Retiring golf club president gives fellow golfers an opportunity to defeat links standout.
A GLEEFUL GROUP OF GALLANT GOLFERS garbed in "I Beat Charlie Johnson" T-shirts greets the retiring past president of Rolling Hills Country Club as he gamely approaches the final green. Charlie's gross score of 37, which soared to a 52 due to "penalty" strokes, proved that the only way to beat Charlie is with a pencil.
From the July 31, 1968 edition of the Sun and Flare.
It was a sad event last Friday morning on the Rolling Hills Country Club links as Charles A. Johnson, past club president, trudged the final nine holes of his desert golf career in an effort to defeat some 55 fellow golfers and friends.

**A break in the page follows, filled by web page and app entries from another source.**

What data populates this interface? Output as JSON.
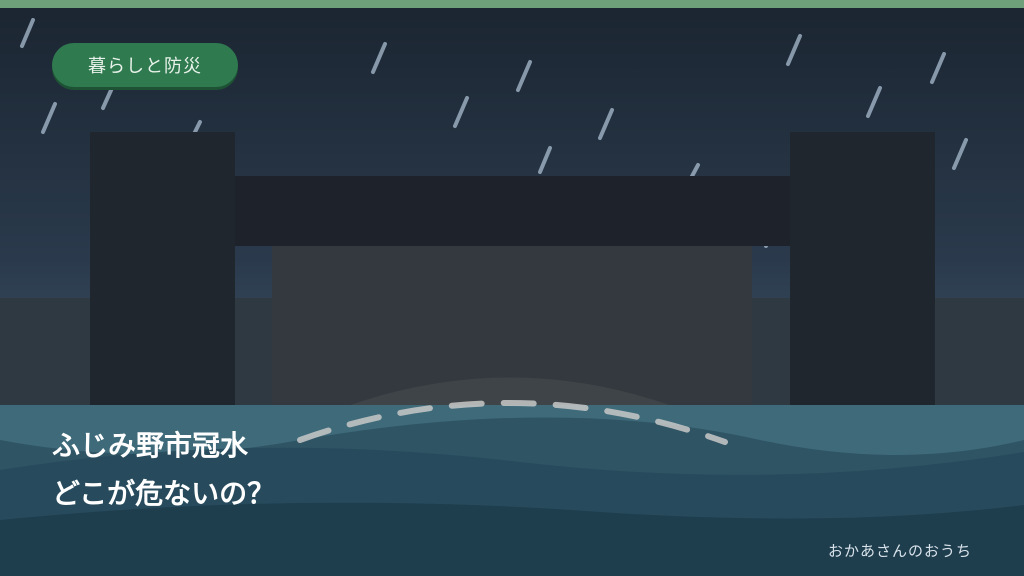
{
  "badge": {
    "label": "暮らしと防災"
  },
  "headline": {
    "line1": "ふじみ野市冠水",
    "line2": "どこが危ないの？"
  },
  "credit": "おかあさんのおうち",
  "colors": {
    "accent_stripe": "#6ea07a",
    "badge_bg": "#2f7a4f",
    "water": "#3e6a7a",
    "bridge": "#1e232b"
  },
  "icons": [
    "rain-streaks",
    "bridge-structure",
    "flood-water"
  ]
}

The spectacle was lightened somewhat by the sigh of special caddies engaged to provide Johnson with shade under a beach umbrella and to keep him cool with a palm frond fan.
The event got underway at 5 a.m. when Johnson approached the first tee with head high and stomach sagging. Selecting a wood, he stroked the ball in his familiar lunging fashion and watched unbelievingly as the ball exploded in mid-flight, leaving a trail of green smoke in its wake, finally settling to the ground under the fluttering of the Stars and Stripes.
For playing a second ball, he incurred a two-stroke penalty. And that' the way his round went -- a penalty for putting out of turn, a penalty for making derogatory remarks about his opponents, for climbing a tee box while the foursome ahead was still on the next green.
He was also penalized for delay of play while his picture was being taken, for playing a shot over after one of the gallery inadvertently moved his ball, and for an infrequently called rule violation covering improper dress.
As he approached the ninth and final green, he was received by a cheering crowd, most of whom were wearing their trophy of the day - a white T-shirt with big block letters spelling out: "I BEAT CHARLIE JOHNSON."
And indeed they had.
— The Arabian Sun: July 31, 2023